**Task to carry out**
Write only the number of lines in the entries below that contain the word "name".

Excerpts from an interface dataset
....................

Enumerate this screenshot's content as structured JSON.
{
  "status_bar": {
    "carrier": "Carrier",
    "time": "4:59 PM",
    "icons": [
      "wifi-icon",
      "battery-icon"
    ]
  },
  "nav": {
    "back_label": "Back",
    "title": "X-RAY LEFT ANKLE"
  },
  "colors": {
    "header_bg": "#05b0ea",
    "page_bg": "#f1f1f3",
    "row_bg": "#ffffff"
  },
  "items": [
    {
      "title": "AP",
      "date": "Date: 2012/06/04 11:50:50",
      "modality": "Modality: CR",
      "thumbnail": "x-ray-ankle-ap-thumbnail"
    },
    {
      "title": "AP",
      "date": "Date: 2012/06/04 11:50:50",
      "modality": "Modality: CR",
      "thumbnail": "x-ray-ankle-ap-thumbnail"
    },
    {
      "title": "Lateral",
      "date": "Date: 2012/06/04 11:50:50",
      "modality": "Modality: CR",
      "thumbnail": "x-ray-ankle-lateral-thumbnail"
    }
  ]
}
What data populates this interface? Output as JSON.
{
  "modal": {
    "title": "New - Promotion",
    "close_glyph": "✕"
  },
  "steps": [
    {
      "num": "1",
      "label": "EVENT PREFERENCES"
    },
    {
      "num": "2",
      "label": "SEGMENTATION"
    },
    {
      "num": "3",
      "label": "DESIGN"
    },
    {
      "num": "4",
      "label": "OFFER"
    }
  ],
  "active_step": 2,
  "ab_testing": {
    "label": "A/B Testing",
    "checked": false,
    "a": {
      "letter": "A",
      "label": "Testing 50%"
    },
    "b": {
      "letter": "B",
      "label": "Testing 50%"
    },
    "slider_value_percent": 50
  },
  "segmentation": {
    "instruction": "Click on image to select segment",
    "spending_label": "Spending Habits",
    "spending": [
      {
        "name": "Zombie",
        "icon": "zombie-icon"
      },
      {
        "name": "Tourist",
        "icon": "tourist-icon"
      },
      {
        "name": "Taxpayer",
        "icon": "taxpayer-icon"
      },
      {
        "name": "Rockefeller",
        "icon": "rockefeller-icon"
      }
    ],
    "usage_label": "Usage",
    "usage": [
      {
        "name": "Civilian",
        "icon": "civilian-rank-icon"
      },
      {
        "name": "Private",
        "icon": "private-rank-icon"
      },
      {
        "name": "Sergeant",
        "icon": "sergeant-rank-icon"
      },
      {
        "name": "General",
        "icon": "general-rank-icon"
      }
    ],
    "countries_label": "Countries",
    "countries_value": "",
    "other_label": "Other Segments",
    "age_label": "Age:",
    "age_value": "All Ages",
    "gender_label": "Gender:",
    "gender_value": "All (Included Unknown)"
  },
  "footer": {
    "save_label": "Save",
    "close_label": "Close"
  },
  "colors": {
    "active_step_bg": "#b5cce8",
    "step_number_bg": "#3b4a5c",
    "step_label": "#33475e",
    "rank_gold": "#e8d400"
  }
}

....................

**Your response**
8